- Working group of the surveying administrations of the federal states of the Federal Republic of Germany - AdV (Germany)
- Association of Publicly Appointed Surveying Engineers - BDVI (Germany)
- Federal Office for Metrology and Surveying - BEV Vienna (Austria)
- Federal Agency for Cartography and Geodesy - BKG (Germany)
- Federal Office of Topography - swisstopo (Switzerland)
- German Geodetic Commission
- German Geodetic Research Institute
- DVW - Society for Geodesy, Geoinformation and Land Management eV - DVW (Germany)
- Interest group geodesy IGG (Germany)
- KonGeoS - Conference of Geodesy Students
- Land survey offices (Germany)
- Swiss Geodetic Commission - SGC - Swiss Geodetic Commission
- Association of German Surveying Engineers - VDV (Germany)
- Fédération Internationale des Géomètres (FIG)
- International Association of Geodesy (IAG)
- International Geodetic Student Organization (IGSO)
- Karl Ledersteger : Astronomical and physical geodesy . (= Handbook of Surveying. 5). 10th edition. Metzler, Stuttgart 1969.
- Hans-Gert Kahle : Introduction to higher geodesy. 2nd, expanded edition. Verlag der Fachvereine, Zurich 1988, ISBN 3-7281-1655-6 .
- Wolfgang Torge : Geodesy. 2nd Edition. De Gruyter, Berlin 2003, ISBN 3-11-017545-2 .
- Wolfgang Torge: History of geodesy in Germany. 2nd Edition. De Gruyter, Berlin 2009, ISBN 978-3-11-020719-4 .
- Bertold Witte , Peter Sparla: Surveying and the basics of statistics for the construction industry . 7th edition. Wichmann, 2011, ISBN 978-3-87907-497-6 .
- Heribert Kahmen: Applied Geodesy: Surveying . 20th edition. Walter de Gruyter, 2005, ISBN 3-11-018464-8 .
- Bettina Schütze, Andreas Engler, Harald Weber: Textbook Surveying - Basic Knowledge. Weber, Dresden 2001, ISBN 3-936203-00-8 .
- Walther Welsch , Otto Heunecke, Heiner Kuhlmann: Evaluation of geodetic monitoring measurements . In: M. Möser, G. Müller, H. Schlemmer, H. Werner (Eds.): Handbuch Ingenieurgeodäsie. Wichmann, Heidelberg 2000, ISBN 3-87907-295-7 .

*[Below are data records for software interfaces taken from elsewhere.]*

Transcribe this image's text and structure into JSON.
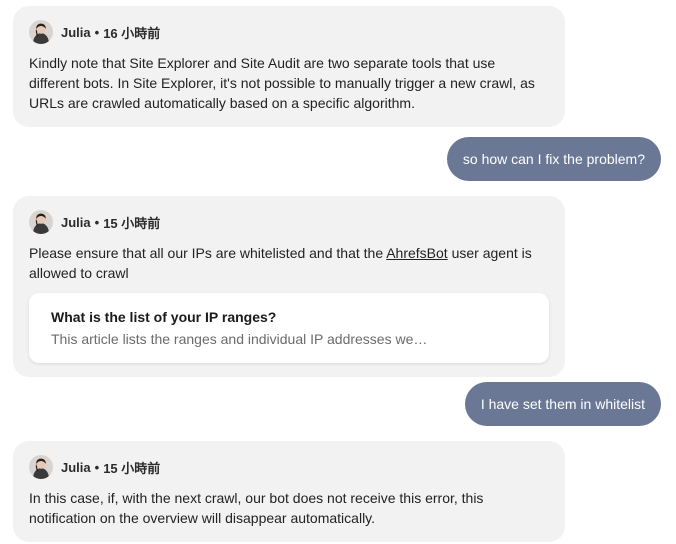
{
  "messages": {
    "m1": {
      "author": "Julia",
      "separator": "•",
      "time": "16 小時前",
      "body": "Kindly note that Site Explorer and Site Audit are two separate tools that use different bots. In Site Explorer, it's not possible to manually trigger a new crawl, as URLs are crawled automatically based on a specific algorithm."
    },
    "u1": {
      "text": "so how can I fix the problem?"
    },
    "m2": {
      "author": "Julia",
      "separator": "•",
      "time": "15 小時前",
      "body_before": "Please ensure that all our IPs are whitelisted and that the ",
      "link_text": "AhrefsBot",
      "body_after": " user agent is allowed to crawl",
      "article": {
        "title": "What is the list of your IP ranges?",
        "description": "This article lists the ranges and individual IP addresses we…"
      }
    },
    "u2": {
      "text": "I have set them in whitelist"
    },
    "m3": {
      "author": "Julia",
      "separator": "•",
      "time": "15 小時前",
      "body": "In this case, if, with the next crawl, our bot does not receive this error, this notification on the overview will disappear automatically."
    }
  },
  "colors": {
    "agent_bubble": "#f2f2f2",
    "user_bubble": "#6a7895"
  },
  "icons": {
    "avatar": "avatar-julia"
  }
}
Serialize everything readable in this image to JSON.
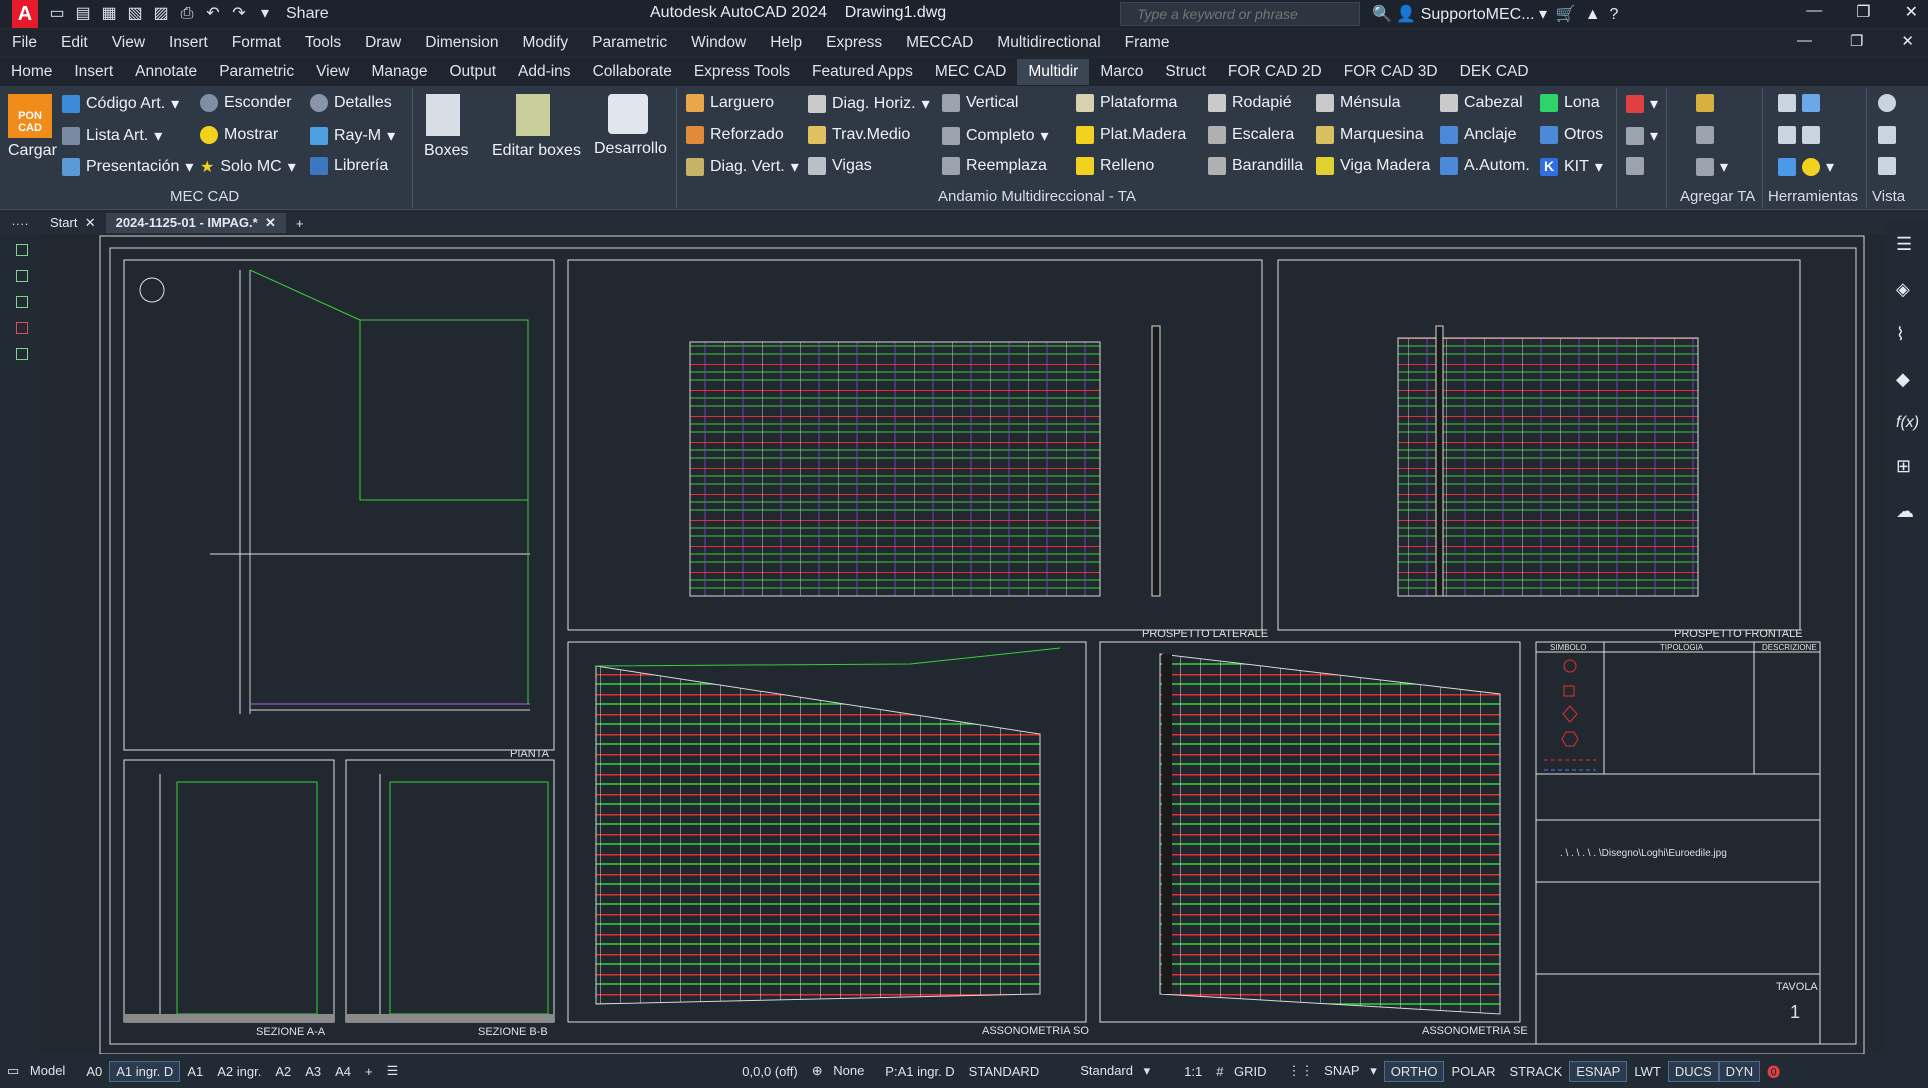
{
  "titlebar": {
    "app_title": "Autodesk AutoCAD 2024",
    "doc_title": "Drawing1.dwg",
    "share": "Share",
    "search_placeholder": "Type a keyword or phrase",
    "user": "SupportoMEC..."
  },
  "menu": [
    "File",
    "Edit",
    "View",
    "Insert",
    "Format",
    "Tools",
    "Draw",
    "Dimension",
    "Modify",
    "Parametric",
    "Window",
    "Help",
    "Express",
    "MECCAD",
    "Multidirectional",
    "Frame"
  ],
  "tabs": [
    "Home",
    "Insert",
    "Annotate",
    "Parametric",
    "View",
    "Manage",
    "Output",
    "Add-ins",
    "Collaborate",
    "Express Tools",
    "Featured Apps",
    "MEC CAD",
    "Multidir",
    "Marco",
    "Struct",
    "FOR CAD 2D",
    "FOR CAD 3D",
    "DEK CAD"
  ],
  "active_tab": "Multidir",
  "ribbon": {
    "mec": {
      "cargar": "Cargar",
      "codigo": "Código Art.",
      "lista": "Lista Art.",
      "presentacion": "Presentación",
      "esconder": "Esconder",
      "mostrar": "Mostrar",
      "solo": "Solo MC",
      "detalles": "Detalles",
      "raym": "Ray-M",
      "libreria": "Librería",
      "group": "MEC CAD",
      "logo": "PON CAD"
    },
    "boxes": {
      "boxes": "Boxes",
      "editar": "Editar boxes",
      "desarrollo": "Desarrollo"
    },
    "multi": {
      "larguero": "Larguero",
      "reforzado": "Reforzado",
      "diagv": "Diag. Vert.",
      "diagh": "Diag. Horiz.",
      "travmedio": "Trav.Medio",
      "vigas": "Vigas",
      "vertical": "Vertical",
      "completo": "Completo",
      "reemplaza": "Reemplaza",
      "plataforma": "Plataforma",
      "platmadera": "Plat.Madera",
      "relleno": "Relleno",
      "rodapie": "Rodapié",
      "escalera": "Escalera",
      "barandilla": "Barandilla",
      "mensula": "Ménsula",
      "marquesina": "Marquesina",
      "vigamadera": "Viga Madera",
      "cabezal": "Cabezal",
      "anclaje": "Anclaje",
      "aautom": "A.Autom.",
      "lona": "Lona",
      "otros": "Otros",
      "kit": "KIT",
      "group": "Andamio Multidireccional - TA"
    },
    "agregar": "Agregar TA",
    "herramientas": "Herramientas",
    "vista": "Vista"
  },
  "doctabs": [
    "Start",
    "2024-1125-01 - IMPAG.*"
  ],
  "drawing": {
    "pianta": "PIANTA",
    "sez_a": "SEZIONE  A-A",
    "sez_b": "SEZIONE  B-B",
    "laterale": "PROSPETTO  LATERALE",
    "frontale": "PROSPETTO  FRONTALE",
    "asso_so": "ASSONOMETRIA  SO",
    "asso_se": "ASSONOMETRIA  SE",
    "legend_head": [
      "SIMBOLO",
      "TIPOLOGIA",
      "DESCRIZIONE"
    ],
    "logo_path": ". \\ . \\ . \\ . \\Disegno\\Loghi\\Euroedile.jpg",
    "tavola": "TAVOLA",
    "tavola_num": "1"
  },
  "statusbar": {
    "model": "Model",
    "layouts": [
      "A0",
      "A1 ingr. D",
      "A1",
      "A2 ingr.",
      "A2",
      "A3",
      "A4"
    ],
    "coords": "0,0,0 (off)",
    "none": "None",
    "p": "P:A1 ingr. D",
    "std1": "STANDARD",
    "std2": "Standard",
    "scale": "1:1",
    "grid": "GRID",
    "snap": "SNAP",
    "ortho": "ORTHO",
    "polar": "POLAR",
    "strack": "STRACK",
    "esnap": "ESNAP",
    "lwt": "LWT",
    "ducs": "DUCS",
    "dyn": "DYN"
  }
}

- Vitalis Pantenburg : The portrait of the earth. History of cartography. Franckh, Stuttgart 1970, ISBN 3-440-00266-7 .
- European Commission (Ed.): Infrastructure for Spatial Information in the European Community (INSPIRE) European Commission.
- Walter Großmann : Geodetic calculations and images in the national survey. 3. Edition. Wittwer, Stuttgart 1976.
- Alfred Hagebusch, Michael Gärtner: Expertise for surveying technicians . 8th edition. Rheinland-Verlag, Cologne 1992, ISBN 3-7927-1324-1 .
- Oskar Niemczyk , Otto Haibach , Paul Hilbig : Mining surveying. 3 volumes. Akademie Verlag, Berlin 1951, 1956, 1963.
- Surveying Handbook .
- Wilfried Grunau : Surveying in Transition. Chmielorz Verlag, Wiesbaden 1995, ISBN 3-87124-134-2 .
- Geodesy . In: Meyers Konversations-Lexikon . 4th edition. Volume 7, Verlag des Bibliographisches Institut, Leipzig / Vienna 1885–1892, p. 124.
- Workplace Earth A generally understandable introduction to geodesy and surveying, supervised by all the relevant professional geodetic associations in Germany